  4. National Center for Education Statistics, "State Education Data Profiles," accessed August 14, 2013
  5. Homesurfer, "School District Ranking Report," accessed July 8, 2014
  6. United States Department of Education, National Center for Education Statistics, "Common Core of Data (CCD), State Nonfiscal Public Elementary/Secondary Education Survey, 2011-2012," accessed May 7, 2014
  7. 7.0 7.1 UALR Public Radio, "Arkansas Public Schools and Access to High-Speed Internet," June 9, 2014
  8. Common Core State Standards Initiative, "Core Standards in your State,” accessed June 12, 2014
  9. Arkansas Department of Education, "Common Core State Standards," accessed June 13, 2014
  10. Arkansas Code, "Title 6, Chapter 13, Section 608," accessed July 8, 2014
  11. Arkansas Code, "Title 6, Chapter 13, Section 611," accessed July 8, 2014
  12. Arkansas Code, "Title 6, Chapter 13, Section 630," accessed July 8, 2014
  13. Arkansas Code, "Title 6, Chapter 13, Section 634," accessed July 8, 2014
  14. United States Census Bureau, "Arkansas," accessed July 8, 2014

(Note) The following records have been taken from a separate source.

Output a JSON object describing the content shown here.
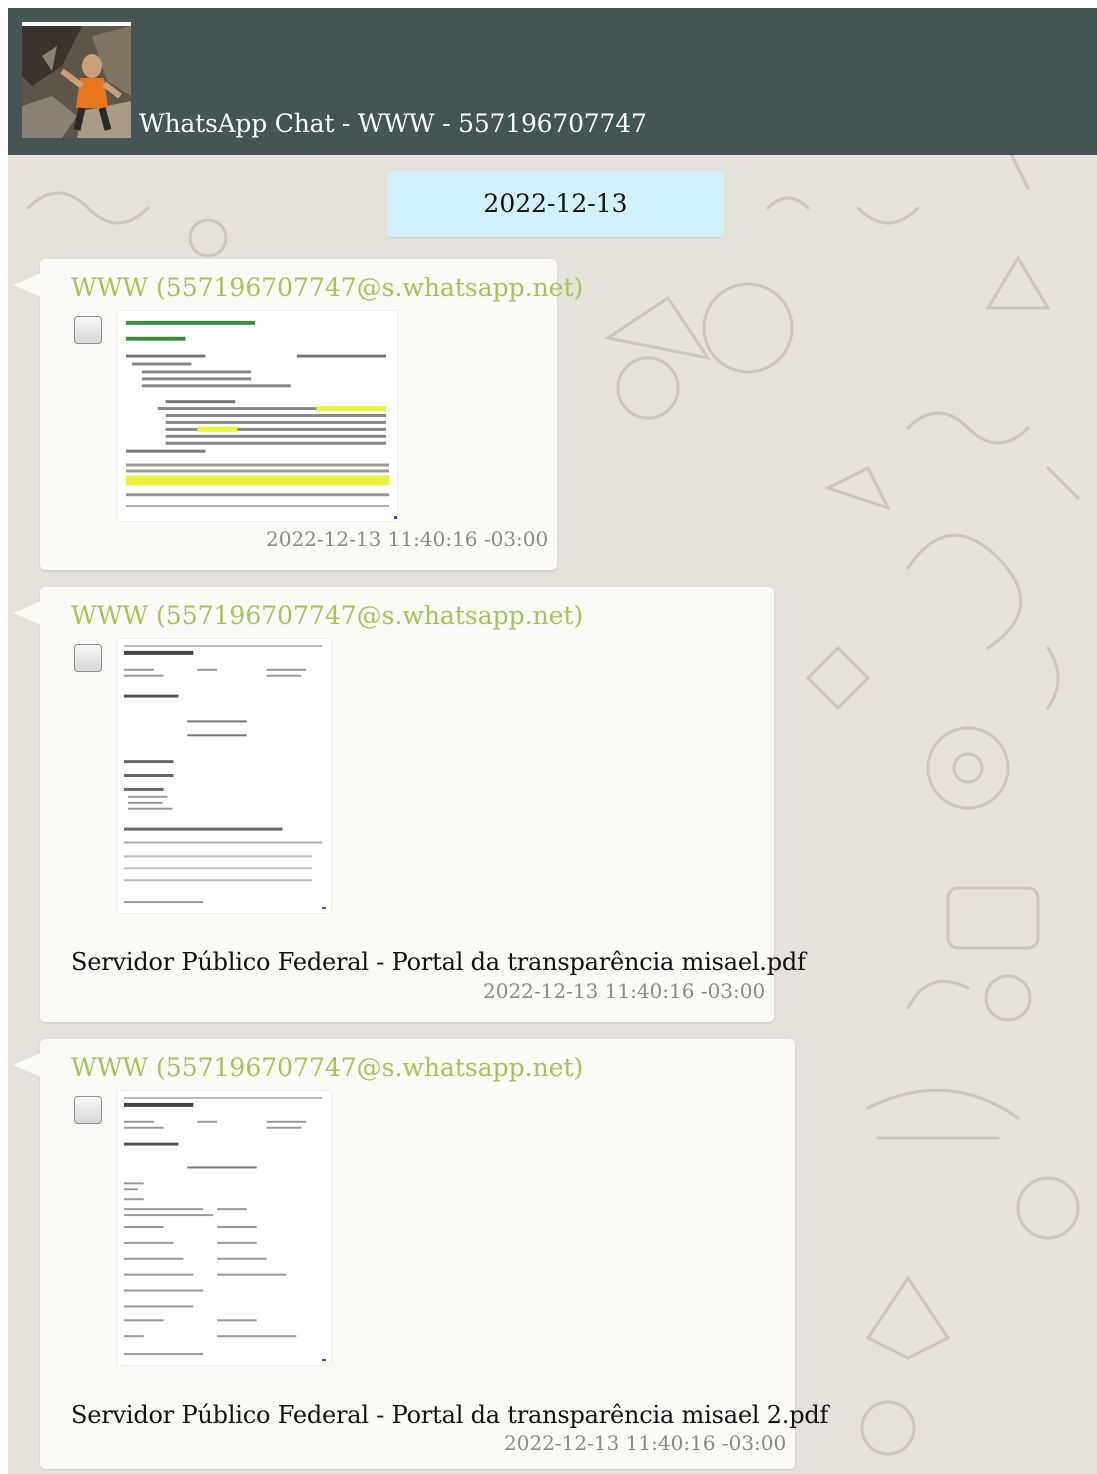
{
  "header": {
    "title": "WhatsApp Chat - WWW - 557196707747",
    "avatar_icon": "profile-photo"
  },
  "date_divider": "2022-12-13",
  "messages": [
    {
      "sender": "WWW (557196707747@s.whatsapp.net)",
      "attachment_type": "image",
      "timestamp": "2022-12-13 11:40:16 -03:00"
    },
    {
      "sender": "WWW (557196707747@s.whatsapp.net)",
      "attachment_type": "document",
      "filename": "Servidor Público Federal - Portal da transparência misael.pdf",
      "timestamp": "2022-12-13 11:40:16 -03:00"
    },
    {
      "sender": "WWW (557196707747@s.whatsapp.net)",
      "attachment_type": "document",
      "filename": "Servidor Público Federal - Portal da transparência misael 2.pdf",
      "timestamp": "2022-12-13 11:40:16 -03:00"
    }
  ],
  "colors": {
    "header_bg": "#445556",
    "chat_bg": "#e6e1d9",
    "bubble_bg": "#fbfaf6",
    "date_pill_bg": "#d3f1fb",
    "sender_color": "#a5c356",
    "timestamp_color": "#8a8a8a",
    "highlight_color": "#e8f43a"
  }
}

  15. National Association of Counties, "History of County Term Limits," accessed July 8, 2014
  16. 16.0 16.1 Arkansas School Board Association, "Board Candidates," accessed July 8, 2014
  17. Arkansas Secretary of State, "Rules on Campaign Finance and Disclosure," accessed July 8, 2014